[Stored items]
*** Block opens ***
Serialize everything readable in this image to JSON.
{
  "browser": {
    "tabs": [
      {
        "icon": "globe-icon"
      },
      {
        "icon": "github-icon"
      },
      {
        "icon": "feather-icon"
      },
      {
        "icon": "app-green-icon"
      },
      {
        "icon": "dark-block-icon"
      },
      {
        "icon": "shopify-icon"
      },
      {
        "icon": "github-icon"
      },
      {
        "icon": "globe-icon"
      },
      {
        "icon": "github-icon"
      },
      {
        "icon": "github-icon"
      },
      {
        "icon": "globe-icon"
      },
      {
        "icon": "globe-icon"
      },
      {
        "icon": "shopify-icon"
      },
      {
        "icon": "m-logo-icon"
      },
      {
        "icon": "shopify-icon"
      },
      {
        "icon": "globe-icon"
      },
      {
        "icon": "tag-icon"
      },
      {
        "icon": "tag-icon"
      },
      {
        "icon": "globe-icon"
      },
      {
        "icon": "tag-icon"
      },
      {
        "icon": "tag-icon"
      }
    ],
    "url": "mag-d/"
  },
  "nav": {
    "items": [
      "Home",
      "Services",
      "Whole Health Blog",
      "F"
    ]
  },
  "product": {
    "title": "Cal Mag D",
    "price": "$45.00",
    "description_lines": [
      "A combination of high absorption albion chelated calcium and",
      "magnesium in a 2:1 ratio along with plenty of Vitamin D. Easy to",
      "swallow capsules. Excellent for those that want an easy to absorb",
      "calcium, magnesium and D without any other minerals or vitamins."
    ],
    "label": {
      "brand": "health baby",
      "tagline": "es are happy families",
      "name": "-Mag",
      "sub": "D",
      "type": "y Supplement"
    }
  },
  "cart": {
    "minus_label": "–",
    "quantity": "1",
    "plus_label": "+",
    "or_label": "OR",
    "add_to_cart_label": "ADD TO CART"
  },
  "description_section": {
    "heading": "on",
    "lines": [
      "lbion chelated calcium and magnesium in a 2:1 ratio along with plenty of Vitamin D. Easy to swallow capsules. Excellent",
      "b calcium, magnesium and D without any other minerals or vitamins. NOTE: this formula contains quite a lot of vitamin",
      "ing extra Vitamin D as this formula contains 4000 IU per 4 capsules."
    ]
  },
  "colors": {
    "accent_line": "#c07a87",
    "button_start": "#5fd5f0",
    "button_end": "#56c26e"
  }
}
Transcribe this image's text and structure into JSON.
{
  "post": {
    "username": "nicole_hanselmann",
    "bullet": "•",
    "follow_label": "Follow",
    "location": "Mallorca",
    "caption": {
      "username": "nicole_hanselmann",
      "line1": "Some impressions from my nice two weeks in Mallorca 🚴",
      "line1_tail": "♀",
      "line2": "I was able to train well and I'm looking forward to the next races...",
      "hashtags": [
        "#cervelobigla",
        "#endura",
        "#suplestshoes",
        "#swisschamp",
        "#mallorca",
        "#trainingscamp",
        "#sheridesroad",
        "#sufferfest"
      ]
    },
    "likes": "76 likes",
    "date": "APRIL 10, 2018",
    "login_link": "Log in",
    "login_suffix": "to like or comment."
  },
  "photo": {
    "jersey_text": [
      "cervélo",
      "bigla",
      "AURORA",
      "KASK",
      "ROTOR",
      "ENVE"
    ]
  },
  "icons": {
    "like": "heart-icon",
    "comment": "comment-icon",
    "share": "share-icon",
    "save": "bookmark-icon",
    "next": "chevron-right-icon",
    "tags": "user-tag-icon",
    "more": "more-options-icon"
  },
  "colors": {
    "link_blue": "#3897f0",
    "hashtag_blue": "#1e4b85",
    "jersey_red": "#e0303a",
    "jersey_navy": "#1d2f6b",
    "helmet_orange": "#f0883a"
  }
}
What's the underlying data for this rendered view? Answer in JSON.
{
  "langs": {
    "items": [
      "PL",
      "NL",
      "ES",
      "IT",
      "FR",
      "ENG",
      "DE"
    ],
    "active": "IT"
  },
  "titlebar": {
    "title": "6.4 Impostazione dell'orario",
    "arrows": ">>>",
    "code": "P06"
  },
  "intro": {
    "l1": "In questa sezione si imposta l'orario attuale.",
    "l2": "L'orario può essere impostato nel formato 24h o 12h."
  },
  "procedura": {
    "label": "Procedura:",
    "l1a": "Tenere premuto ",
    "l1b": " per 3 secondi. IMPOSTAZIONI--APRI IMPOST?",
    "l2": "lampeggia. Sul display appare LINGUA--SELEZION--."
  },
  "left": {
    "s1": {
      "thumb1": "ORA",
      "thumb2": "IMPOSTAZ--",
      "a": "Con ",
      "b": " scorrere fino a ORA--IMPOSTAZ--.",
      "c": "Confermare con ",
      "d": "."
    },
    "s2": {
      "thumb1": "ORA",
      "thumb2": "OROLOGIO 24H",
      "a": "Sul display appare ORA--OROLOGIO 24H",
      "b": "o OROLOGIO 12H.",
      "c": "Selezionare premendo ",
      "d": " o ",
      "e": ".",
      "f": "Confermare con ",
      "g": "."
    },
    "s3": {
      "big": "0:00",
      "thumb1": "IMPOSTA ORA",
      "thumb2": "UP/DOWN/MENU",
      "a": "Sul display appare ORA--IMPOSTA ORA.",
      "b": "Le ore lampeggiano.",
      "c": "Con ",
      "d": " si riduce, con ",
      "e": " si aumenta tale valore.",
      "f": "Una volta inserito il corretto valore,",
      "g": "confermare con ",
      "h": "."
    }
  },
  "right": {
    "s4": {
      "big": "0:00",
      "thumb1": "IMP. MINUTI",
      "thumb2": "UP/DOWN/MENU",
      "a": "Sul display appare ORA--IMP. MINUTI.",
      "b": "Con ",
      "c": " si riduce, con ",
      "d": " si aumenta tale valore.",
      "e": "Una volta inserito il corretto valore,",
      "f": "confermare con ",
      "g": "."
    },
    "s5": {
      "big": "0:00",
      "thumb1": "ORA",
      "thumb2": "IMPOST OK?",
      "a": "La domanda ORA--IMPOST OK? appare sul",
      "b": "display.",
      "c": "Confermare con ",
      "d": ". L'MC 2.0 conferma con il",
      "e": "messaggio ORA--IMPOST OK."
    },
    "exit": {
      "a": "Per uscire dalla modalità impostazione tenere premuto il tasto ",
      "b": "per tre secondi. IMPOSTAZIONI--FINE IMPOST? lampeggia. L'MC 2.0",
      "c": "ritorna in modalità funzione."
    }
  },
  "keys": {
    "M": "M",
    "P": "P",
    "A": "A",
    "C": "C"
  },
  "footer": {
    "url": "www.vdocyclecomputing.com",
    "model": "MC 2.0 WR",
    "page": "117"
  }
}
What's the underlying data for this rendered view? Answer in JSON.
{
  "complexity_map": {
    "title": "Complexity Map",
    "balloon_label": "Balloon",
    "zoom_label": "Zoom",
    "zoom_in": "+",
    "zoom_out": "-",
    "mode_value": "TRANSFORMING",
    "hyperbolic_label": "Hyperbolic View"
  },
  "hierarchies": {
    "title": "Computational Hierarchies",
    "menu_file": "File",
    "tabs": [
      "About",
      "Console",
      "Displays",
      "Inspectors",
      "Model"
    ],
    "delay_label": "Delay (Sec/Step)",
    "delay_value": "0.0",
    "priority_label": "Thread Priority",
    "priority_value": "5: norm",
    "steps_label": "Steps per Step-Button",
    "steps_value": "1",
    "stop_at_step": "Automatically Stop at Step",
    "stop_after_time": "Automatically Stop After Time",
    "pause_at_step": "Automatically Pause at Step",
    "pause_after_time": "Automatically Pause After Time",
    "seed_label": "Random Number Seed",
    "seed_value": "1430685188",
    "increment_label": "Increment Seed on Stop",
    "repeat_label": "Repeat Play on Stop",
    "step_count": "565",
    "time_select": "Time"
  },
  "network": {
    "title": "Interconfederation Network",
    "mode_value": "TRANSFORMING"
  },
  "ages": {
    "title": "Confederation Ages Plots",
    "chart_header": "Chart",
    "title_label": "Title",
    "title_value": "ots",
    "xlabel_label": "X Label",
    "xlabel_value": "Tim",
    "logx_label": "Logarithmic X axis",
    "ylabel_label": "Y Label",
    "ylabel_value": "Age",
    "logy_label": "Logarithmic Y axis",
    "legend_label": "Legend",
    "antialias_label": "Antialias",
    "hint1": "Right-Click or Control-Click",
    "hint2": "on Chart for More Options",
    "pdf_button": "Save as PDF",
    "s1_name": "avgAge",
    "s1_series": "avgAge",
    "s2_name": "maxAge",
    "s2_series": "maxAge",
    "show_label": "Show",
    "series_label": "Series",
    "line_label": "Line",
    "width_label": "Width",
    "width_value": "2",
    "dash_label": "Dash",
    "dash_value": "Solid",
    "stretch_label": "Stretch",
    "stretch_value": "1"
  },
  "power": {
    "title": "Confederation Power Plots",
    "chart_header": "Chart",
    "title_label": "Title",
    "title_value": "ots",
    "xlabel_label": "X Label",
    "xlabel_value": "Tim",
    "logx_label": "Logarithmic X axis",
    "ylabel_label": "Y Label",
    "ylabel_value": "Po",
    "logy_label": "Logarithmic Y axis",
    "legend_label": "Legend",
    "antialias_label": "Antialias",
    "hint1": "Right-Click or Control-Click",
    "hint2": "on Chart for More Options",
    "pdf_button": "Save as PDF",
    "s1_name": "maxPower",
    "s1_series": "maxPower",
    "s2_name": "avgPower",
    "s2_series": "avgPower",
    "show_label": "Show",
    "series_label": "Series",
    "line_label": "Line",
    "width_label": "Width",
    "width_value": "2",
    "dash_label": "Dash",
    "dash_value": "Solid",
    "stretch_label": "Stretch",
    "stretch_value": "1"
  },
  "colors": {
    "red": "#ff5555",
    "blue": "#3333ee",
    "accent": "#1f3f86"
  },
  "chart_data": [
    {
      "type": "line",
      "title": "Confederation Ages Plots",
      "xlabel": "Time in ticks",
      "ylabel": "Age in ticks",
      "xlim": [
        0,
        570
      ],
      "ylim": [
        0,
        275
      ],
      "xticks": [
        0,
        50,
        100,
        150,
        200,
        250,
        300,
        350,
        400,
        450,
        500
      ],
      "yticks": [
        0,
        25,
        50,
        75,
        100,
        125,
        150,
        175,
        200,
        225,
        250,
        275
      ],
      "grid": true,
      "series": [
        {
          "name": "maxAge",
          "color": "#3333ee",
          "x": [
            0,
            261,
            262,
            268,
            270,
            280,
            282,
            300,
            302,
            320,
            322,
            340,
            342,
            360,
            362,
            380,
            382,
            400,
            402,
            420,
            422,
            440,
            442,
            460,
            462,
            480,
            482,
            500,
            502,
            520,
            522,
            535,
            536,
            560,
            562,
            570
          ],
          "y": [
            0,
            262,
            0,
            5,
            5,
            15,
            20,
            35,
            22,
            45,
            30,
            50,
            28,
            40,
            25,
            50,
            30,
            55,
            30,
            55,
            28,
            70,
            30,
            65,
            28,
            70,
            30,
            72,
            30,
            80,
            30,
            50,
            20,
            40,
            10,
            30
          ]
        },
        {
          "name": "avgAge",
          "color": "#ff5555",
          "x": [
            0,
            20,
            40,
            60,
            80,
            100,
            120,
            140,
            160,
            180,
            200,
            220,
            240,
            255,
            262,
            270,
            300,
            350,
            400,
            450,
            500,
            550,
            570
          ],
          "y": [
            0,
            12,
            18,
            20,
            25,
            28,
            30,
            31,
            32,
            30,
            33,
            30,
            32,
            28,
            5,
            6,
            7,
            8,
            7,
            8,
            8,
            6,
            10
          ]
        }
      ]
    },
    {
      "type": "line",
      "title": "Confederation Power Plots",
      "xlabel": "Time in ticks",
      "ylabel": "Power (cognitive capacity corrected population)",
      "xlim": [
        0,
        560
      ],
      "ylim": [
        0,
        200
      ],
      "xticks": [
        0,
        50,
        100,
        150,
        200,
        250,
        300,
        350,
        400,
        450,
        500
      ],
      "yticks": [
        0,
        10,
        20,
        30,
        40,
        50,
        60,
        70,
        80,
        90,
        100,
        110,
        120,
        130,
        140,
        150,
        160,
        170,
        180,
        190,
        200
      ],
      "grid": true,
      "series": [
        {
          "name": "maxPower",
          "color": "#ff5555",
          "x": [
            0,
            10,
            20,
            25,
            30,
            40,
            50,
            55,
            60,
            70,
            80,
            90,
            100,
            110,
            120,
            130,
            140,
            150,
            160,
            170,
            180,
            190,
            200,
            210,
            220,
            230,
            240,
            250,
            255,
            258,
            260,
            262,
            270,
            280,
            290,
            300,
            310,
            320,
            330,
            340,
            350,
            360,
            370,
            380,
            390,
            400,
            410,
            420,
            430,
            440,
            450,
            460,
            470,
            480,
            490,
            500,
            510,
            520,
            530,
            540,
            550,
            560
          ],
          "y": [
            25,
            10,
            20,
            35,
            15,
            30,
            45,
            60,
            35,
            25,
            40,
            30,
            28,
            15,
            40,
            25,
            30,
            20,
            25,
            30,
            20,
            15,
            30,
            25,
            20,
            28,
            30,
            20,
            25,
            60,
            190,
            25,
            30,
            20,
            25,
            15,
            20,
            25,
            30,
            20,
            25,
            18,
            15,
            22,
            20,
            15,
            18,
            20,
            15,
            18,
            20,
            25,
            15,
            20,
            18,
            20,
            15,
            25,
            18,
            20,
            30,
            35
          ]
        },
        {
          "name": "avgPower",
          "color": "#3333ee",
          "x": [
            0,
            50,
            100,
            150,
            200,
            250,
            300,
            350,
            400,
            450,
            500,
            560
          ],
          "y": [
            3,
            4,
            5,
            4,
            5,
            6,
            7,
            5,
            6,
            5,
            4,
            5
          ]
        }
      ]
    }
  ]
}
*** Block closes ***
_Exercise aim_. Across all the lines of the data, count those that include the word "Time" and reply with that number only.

_Task answer_. 5